## SUPPLIED DATA
= = = = =
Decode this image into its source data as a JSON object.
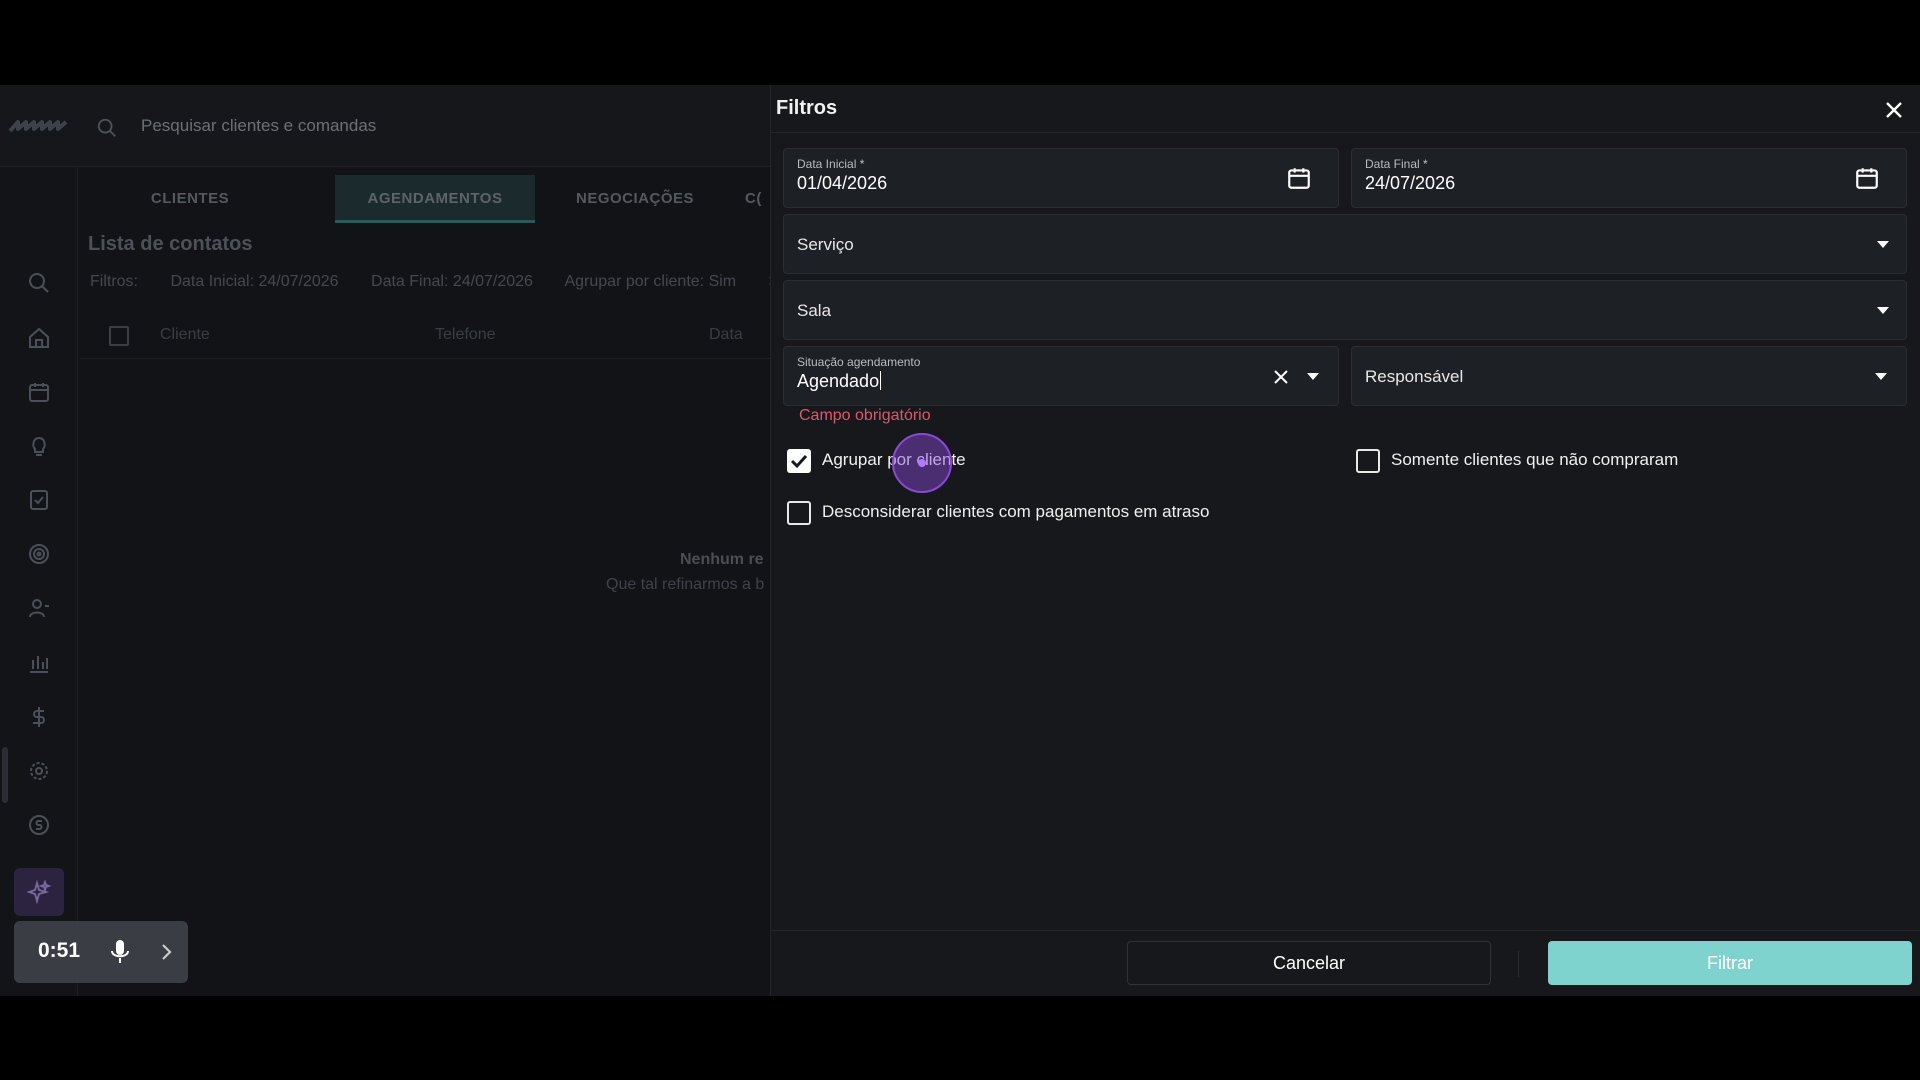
{
  "app": {
    "search_placeholder": "Pesquisar clientes e comandas",
    "tabs": [
      {
        "label": "CLIENTES"
      },
      {
        "label": "AGENDAMENTOS"
      },
      {
        "label": "NEGOCIAÇÕES"
      },
      {
        "label": "C("
      }
    ],
    "list_title": "Lista de contatos",
    "filters_prefix": "Filtros:",
    "filter_chips": [
      "Data Inicial: 24/07/2026",
      "Data Final: 24/07/2026",
      "Agrupar por cliente: Sim",
      ">"
    ],
    "columns": [
      "Cliente",
      "Telefone",
      "Data"
    ],
    "empty_title": "Nenhum re",
    "empty_subtitle": "Que tal refinarmos a b"
  },
  "recorder": {
    "time": "0:51"
  },
  "drawer": {
    "title": "Filtros",
    "start_date": {
      "label": "Data Inicial",
      "required_mark": "*",
      "value": "01/04/2026"
    },
    "end_date": {
      "label": "Data Final",
      "required_mark": "*",
      "value": "24/07/2026"
    },
    "service": {
      "placeholder": "Serviço"
    },
    "room": {
      "placeholder": "Sala"
    },
    "status": {
      "label": "Situação agendamento",
      "value": "Agendado",
      "error": "Campo obrigatório"
    },
    "responsible": {
      "placeholder": "Responsável"
    },
    "checks": {
      "group_by_client": {
        "label": "Agrupar por cliente",
        "checked": true
      },
      "only_non_buyers": {
        "label": "Somente clientes que não compraram",
        "checked": false
      },
      "ignore_late_payments": {
        "label": "Desconsiderar clientes com pagamentos em atraso",
        "checked": false
      }
    },
    "cancel_label": "Cancelar",
    "filter_label": "Filtrar",
    "accent_color": "#7fd3cf",
    "error_color": "#e0566b"
  }
}
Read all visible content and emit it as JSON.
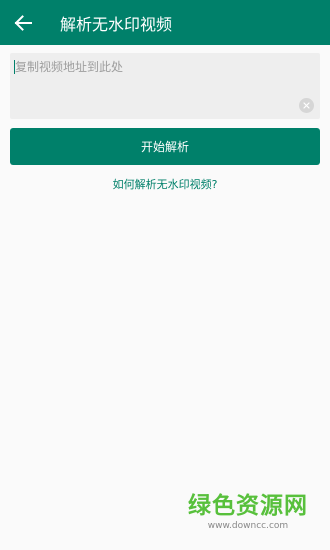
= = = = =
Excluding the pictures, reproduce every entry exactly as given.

## SOLUTION
Decode this image into its source data as a JSON object.
{
  "app": {
    "search_placeholder": "Pesquisar clientes e comandas",
    "tabs": [
      {
        "label": "CLIENTES"
      },
      {
        "label": "AGENDAMENTOS"
      },
      {
        "label": "NEGOCIAÇÕES"
      },
      {
        "label": "C("
      }
    ],
    "list_title": "Lista de contatos",
    "filters_prefix": "Filtros:",
    "filter_chips": [
      "Data Inicial: 24/07/2026",
      "Data Final: 24/07/2026",
      "Agrupar por cliente: Sim",
      ">"
    ],
    "columns": [
      "Cliente",
      "Telefone",
      "Data"
    ],
    "empty_title": "Nenhum re",
    "empty_subtitle": "Que tal refinarmos a b"
  },
  "recorder": {
    "time": "0:51"
  },
  "drawer": {
    "title": "Filtros",
    "start_date": {
      "label": "Data Inicial",
      "required_mark": "*",
      "value": "01/04/2026"
    },
    "end_date": {
      "label": "Data Final",
      "required_mark": "*",
      "value": "24/07/2026"
    },
    "service": {
      "placeholder": "Serviço"
    },
    "room": {
      "placeholder": "Sala"
    },
    "status": {
      "label": "Situação agendamento",
      "value": "Agendado",
      "error": "Campo obrigatório"
    },
    "responsible": {
      "placeholder": "Responsável"
    },
    "checks": {
      "group_by_client": {
        "label": "Agrupar por cliente",
        "checked": true
      },
      "only_non_buyers": {
        "label": "Somente clientes que não compraram",
        "checked": false
      },
      "ignore_late_payments": {
        "label": "Desconsiderar clientes com pagamentos em atraso",
        "checked": false
      }
    },
    "cancel_label": "Cancelar",
    "filter_label": "Filtrar",
    "accent_color": "#7fd3cf",
    "error_color": "#e0566b"
  }
}
Read all visible content and emit it as JSON.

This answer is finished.